What are the four fundamental forces of nature?
In physics, the fundamental interactions, also known as fundamental forces, are the interactions that do not appear to be reducible to more basic interactions. There are four conventionally accepted fundamental interactions—gravitational, electromagnetic, strong, and weak. Each one is described mathematically as a field. The gravitational force is attributed to the curvature of spacetime, described by Einstein’s general theory of relativity. The other three, part of the Standard Model of particle physics, are described as discrete quantum fields, and their interactions are each carried by a quantum, an elementary particle.
Gravity, or gravitation, is a natural phenomenon by which all things with mass are brought toward (or gravitate toward) one another, including planets, stars and galaxies, and other physical objects. Since energy and mass are equivalent, all forms of energy (including light) cause gravitation and are under the influence of it.
On Earth, gravity gives weight to physical objects, and causes the ocean tides. The gravitational attraction of the original gaseous matter present in the Universe caused it to begin coalescing, forming stars – and for the stars to group together into galaxies – so gravity is responsible for many of the large scale structures in the Universe. Gravity has an infinite range, although its effects become increasingly weaker on farther objects.
Electromagnetism is a branch of physics involving the study of the electromagnetic force, a type of physical interaction that occurs between electrically charged particles.
Electromagnetic phenomena are defined in terms of the electromagnetic force, sometimes called the Lorentz force, which includes both electricity and magnetism as different manifestations of the same phenomenon.
Ordinary matter takes its form as a result of intermolecular forces between individual atoms and molecules in matter, and is a manifestation of the electromagnetic force. Electrons are bound by the electromagnetic force to atomic nuclei, and their orbital shapes and their influence on nearby atoms with their electrons is described by quantum mechanics. The electromagnetic force governs the processes involved in chemistry, which arise from interactions between the electrons of neighboring atoms.
The strong interaction is the mechanism responsible for the strong nuclear force (also called the strong force or nuclear strong force). At the range of 10−15 m (1 femtometer), the strong force is approximately 137 times as strong as electromagnetism, a million times as strong as the weak interaction and 1038 times as strong as gravitation. The strong nuclear force holds most ordinary matter together because it confines quarks into hadron particles such as the proton and neutron. In addition, the strong force binds neutrons and protons to create atomic nuclei.

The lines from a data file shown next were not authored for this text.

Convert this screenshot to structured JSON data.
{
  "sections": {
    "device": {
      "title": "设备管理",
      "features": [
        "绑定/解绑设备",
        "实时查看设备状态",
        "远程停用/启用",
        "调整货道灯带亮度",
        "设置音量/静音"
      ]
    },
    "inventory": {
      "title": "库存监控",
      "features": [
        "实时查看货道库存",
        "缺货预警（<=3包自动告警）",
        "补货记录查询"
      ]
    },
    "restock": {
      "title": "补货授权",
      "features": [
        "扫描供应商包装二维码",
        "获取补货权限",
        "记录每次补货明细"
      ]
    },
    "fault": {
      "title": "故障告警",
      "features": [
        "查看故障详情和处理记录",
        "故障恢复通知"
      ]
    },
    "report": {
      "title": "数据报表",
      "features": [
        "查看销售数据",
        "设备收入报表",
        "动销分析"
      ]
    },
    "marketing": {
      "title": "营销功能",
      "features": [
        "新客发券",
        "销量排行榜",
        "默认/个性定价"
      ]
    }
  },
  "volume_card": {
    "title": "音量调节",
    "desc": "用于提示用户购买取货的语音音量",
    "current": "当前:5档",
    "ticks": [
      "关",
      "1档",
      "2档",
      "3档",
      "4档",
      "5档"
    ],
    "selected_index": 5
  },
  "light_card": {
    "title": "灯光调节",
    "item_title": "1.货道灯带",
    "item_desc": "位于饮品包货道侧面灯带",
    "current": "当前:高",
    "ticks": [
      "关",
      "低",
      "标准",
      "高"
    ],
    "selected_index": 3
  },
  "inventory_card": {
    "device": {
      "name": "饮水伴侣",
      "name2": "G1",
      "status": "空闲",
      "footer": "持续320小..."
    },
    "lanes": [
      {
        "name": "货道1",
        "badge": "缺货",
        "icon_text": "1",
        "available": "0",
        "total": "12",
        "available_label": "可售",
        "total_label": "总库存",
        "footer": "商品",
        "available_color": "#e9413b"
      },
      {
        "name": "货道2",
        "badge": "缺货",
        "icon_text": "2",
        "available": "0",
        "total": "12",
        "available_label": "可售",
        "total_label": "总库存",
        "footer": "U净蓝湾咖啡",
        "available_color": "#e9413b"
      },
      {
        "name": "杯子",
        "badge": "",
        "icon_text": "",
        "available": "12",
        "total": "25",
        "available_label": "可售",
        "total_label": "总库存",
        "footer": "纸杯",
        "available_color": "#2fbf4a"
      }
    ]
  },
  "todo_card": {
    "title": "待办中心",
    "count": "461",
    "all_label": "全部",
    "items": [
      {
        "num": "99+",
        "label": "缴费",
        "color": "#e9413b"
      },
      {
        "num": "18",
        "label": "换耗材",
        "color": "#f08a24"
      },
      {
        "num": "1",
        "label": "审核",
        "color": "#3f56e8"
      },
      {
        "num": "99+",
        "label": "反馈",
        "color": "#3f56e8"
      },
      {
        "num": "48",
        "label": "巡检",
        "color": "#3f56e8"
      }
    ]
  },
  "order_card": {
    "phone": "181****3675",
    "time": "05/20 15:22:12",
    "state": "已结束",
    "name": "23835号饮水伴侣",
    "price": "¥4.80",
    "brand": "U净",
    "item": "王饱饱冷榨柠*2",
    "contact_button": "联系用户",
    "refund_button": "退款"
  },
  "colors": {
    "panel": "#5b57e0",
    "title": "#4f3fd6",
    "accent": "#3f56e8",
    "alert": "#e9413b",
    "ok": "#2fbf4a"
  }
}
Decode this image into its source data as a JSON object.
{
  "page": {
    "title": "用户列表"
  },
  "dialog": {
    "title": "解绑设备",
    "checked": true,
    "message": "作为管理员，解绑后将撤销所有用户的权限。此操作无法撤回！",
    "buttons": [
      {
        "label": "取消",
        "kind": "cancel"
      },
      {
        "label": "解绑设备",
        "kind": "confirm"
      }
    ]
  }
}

Most of the mass of a common proton or neutron is the result of the strong force field energy; the individual quarks provide only about 1% of the mass of a proton.
The weak interaction (the weak force or weak nuclear force) is the mechanism of interaction between sub-atomic particles that causes radioactive decay and thus plays an essential role in nuclear fission.
The weak force, or weak interaction, is stronger than gravity, but it is only effective at very short distances.
It acts on the subatomic level and plays a crucial role in powering stars and creating elements.